§ TASK GOAL: Return every line of the data that contains the string "Drive".
Segment Open
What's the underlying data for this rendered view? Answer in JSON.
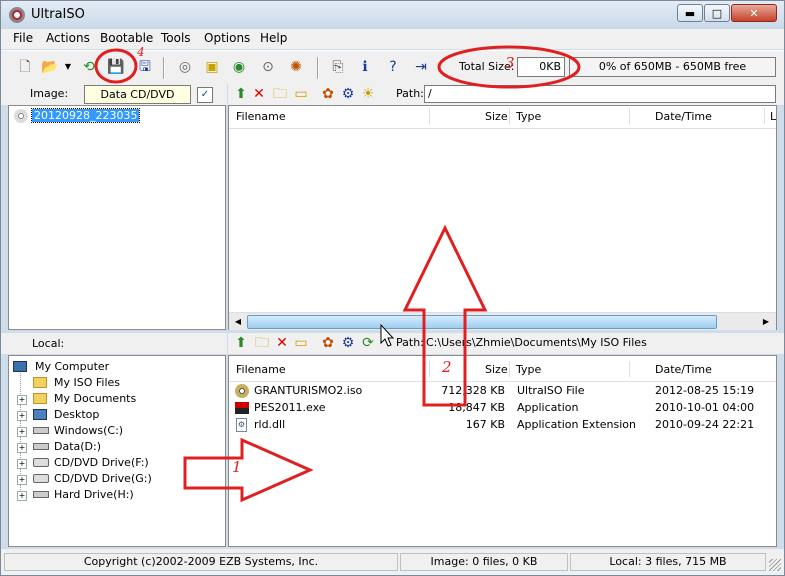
{
  "window": {
    "title": "UltraISO",
    "minimize": "▬",
    "maximize": "□",
    "close": "✕"
  },
  "menu": [
    "File",
    "Actions",
    "Bootable",
    "Tools",
    "Options",
    "Help"
  ],
  "toolbar": {
    "total_size_label": "Total Size:",
    "total_size_value": "0KB",
    "capacity": "0% of 650MB - 650MB free"
  },
  "image_bar": {
    "label": "Image:",
    "type_value": "Data CD/DVD",
    "path_label": "Path:",
    "path_value": "/"
  },
  "iso_tree": {
    "root": "20120928_223035"
  },
  "columns": {
    "filename": "Filename",
    "size": "Size",
    "type": "Type",
    "datetime": "Date/Time",
    "extra": "L"
  },
  "local": {
    "label": "Local:",
    "path_label": "Path:",
    "path_value": "C:\\Users\\Zhmie\\Documents\\My ISO Files",
    "tree": [
      {
        "label": "My Computer"
      },
      {
        "label": "My ISO Files"
      },
      {
        "label": "My Documents"
      },
      {
        "label": "Desktop"
      },
      {
        "label": "Windows(C:)"
      },
      {
        "label": "Data(D:)"
      },
      {
        "label": "CD/DVD Drive(F:)"
      },
      {
        "label": "CD/DVD Drive(G:)"
      },
      {
        "label": "Hard Drive(H:)"
      }
    ],
    "files": [
      {
        "name": "GRANTURISMO2.iso",
        "size": "712,328 KB",
        "type": "UltraISO File",
        "date": "2012-08-25 15:19"
      },
      {
        "name": "PES2011.exe",
        "size": "18,847 KB",
        "type": "Application",
        "date": "2010-10-01 04:00"
      },
      {
        "name": "rld.dll",
        "size": "167 KB",
        "type": "Application Extension",
        "date": "2010-09-24 22:21"
      }
    ]
  },
  "status": {
    "copyright": "Copyright (c)2002-2009 EZB Systems, Inc.",
    "image": "Image: 0 files, 0 KB",
    "local": "Local: 3 files, 715 MB"
  },
  "annotations": {
    "n1": "1",
    "n2": "2",
    "n3": "3",
    "n4": "4"
  },
  "colors": {
    "annotation": "#e02020",
    "selection": "#3399ff",
    "progress_bg": "#f4f4f4"
  }
}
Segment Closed
§ ANSWER TO THIS TASK:
        "label": "CD/DVD Drive(F:)"
        "label": "CD/DVD Drive(G:)"
        "label": "Hard Drive(H:)"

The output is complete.